--- Provided entries ---

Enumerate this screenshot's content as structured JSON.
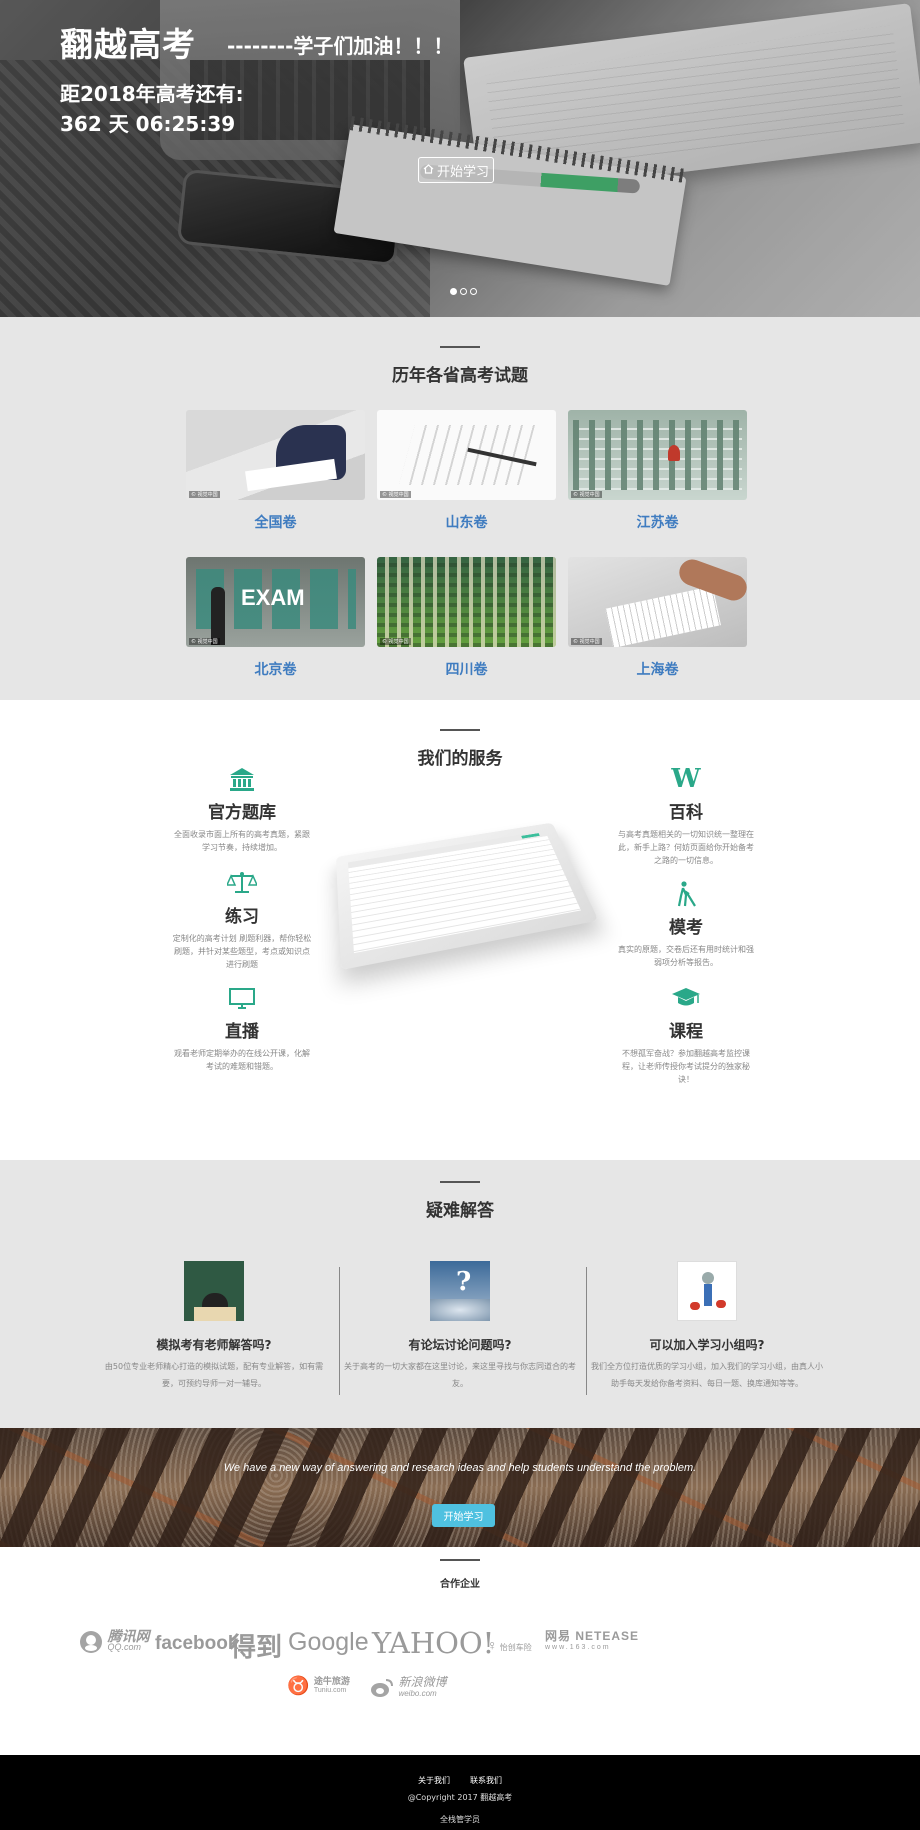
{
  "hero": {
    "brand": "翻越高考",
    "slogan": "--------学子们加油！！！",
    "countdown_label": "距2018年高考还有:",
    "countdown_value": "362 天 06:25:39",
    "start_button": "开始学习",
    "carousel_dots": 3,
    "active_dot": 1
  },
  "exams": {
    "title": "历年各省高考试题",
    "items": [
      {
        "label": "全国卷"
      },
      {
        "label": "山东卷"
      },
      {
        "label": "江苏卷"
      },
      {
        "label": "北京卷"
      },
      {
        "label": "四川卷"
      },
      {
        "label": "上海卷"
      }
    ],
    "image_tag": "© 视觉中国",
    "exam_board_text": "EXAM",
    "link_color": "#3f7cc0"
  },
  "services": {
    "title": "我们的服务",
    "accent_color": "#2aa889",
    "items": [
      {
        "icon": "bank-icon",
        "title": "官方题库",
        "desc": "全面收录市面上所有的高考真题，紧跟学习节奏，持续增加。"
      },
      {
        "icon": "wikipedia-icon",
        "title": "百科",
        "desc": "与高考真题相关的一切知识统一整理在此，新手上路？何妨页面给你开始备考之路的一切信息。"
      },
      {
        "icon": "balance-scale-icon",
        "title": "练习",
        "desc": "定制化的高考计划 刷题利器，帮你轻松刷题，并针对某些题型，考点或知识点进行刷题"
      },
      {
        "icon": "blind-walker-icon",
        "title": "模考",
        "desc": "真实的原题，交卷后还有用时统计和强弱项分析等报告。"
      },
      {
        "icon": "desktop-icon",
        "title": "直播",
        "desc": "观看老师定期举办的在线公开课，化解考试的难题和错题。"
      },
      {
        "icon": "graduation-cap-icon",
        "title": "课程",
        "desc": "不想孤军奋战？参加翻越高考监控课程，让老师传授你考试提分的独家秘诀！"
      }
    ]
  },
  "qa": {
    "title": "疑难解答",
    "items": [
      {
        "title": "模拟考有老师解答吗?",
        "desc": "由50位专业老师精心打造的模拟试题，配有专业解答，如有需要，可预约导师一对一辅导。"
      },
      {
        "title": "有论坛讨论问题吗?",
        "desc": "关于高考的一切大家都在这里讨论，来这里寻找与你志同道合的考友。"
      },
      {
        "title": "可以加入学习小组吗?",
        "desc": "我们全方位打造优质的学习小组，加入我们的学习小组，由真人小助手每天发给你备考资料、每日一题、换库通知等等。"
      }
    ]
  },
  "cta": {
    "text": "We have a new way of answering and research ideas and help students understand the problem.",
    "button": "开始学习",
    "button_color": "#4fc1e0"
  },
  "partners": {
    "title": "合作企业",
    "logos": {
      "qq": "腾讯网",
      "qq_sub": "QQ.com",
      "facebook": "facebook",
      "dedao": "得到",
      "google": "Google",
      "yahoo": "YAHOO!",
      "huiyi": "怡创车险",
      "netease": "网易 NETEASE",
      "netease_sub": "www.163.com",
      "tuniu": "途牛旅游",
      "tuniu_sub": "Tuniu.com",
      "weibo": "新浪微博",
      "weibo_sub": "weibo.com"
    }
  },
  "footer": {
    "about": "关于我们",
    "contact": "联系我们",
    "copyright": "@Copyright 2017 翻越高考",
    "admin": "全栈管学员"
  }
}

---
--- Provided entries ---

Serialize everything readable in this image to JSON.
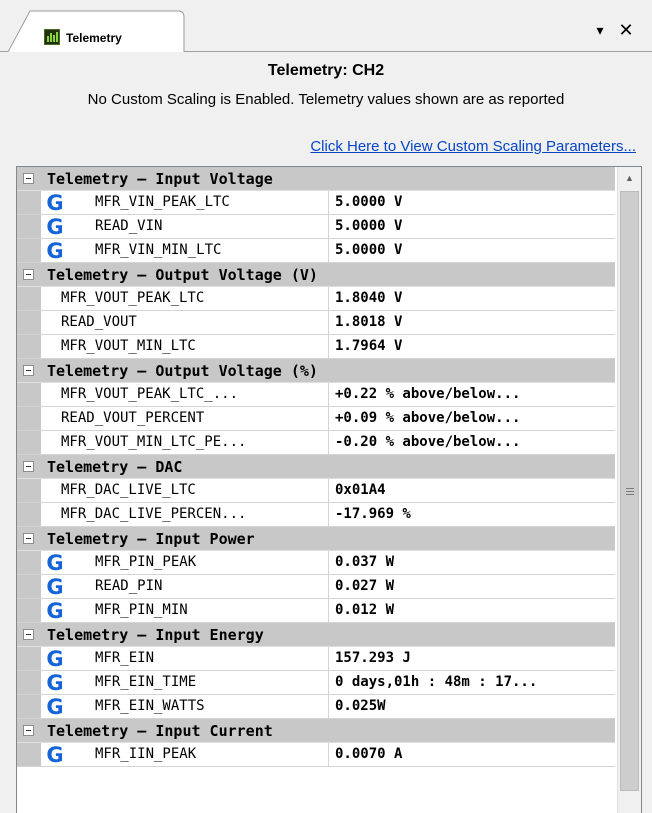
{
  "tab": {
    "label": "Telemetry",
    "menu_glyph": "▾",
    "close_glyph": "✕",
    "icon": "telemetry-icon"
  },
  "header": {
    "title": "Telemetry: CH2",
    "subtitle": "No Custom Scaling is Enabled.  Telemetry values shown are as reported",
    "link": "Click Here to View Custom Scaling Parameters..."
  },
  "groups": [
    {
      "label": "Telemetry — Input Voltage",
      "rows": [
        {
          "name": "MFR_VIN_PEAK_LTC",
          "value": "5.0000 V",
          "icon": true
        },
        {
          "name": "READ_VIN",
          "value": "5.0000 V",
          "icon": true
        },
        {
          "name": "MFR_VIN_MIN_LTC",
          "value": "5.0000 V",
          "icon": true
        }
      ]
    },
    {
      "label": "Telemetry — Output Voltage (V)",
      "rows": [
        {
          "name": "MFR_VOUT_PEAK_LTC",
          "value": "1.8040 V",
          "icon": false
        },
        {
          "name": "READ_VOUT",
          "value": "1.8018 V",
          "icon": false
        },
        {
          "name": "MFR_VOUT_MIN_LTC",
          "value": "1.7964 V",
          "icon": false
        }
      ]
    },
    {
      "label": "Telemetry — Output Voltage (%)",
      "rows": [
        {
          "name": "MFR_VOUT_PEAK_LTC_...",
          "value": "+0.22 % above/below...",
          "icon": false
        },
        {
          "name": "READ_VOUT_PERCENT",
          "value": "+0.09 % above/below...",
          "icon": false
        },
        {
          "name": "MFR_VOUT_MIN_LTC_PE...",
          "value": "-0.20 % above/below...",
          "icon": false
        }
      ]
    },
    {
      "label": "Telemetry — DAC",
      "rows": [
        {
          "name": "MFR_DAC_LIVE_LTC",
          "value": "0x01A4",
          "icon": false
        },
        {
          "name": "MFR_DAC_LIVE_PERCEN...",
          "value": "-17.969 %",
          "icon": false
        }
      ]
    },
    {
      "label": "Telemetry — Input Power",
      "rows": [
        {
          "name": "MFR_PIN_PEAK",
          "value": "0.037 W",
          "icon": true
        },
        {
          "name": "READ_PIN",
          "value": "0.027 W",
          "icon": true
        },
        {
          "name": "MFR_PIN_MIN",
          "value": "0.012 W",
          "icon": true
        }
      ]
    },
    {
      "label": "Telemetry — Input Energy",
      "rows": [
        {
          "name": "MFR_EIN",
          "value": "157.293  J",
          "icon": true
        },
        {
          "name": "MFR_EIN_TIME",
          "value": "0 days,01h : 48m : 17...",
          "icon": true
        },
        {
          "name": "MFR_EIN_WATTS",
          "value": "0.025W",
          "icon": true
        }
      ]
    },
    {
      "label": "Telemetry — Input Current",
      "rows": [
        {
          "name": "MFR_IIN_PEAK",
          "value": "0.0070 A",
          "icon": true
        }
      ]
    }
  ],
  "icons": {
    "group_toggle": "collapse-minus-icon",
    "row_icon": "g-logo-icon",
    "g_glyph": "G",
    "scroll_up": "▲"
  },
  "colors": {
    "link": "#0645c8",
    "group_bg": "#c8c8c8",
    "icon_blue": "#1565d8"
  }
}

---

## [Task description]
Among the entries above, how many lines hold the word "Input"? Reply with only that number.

## [Response for this exercise]
4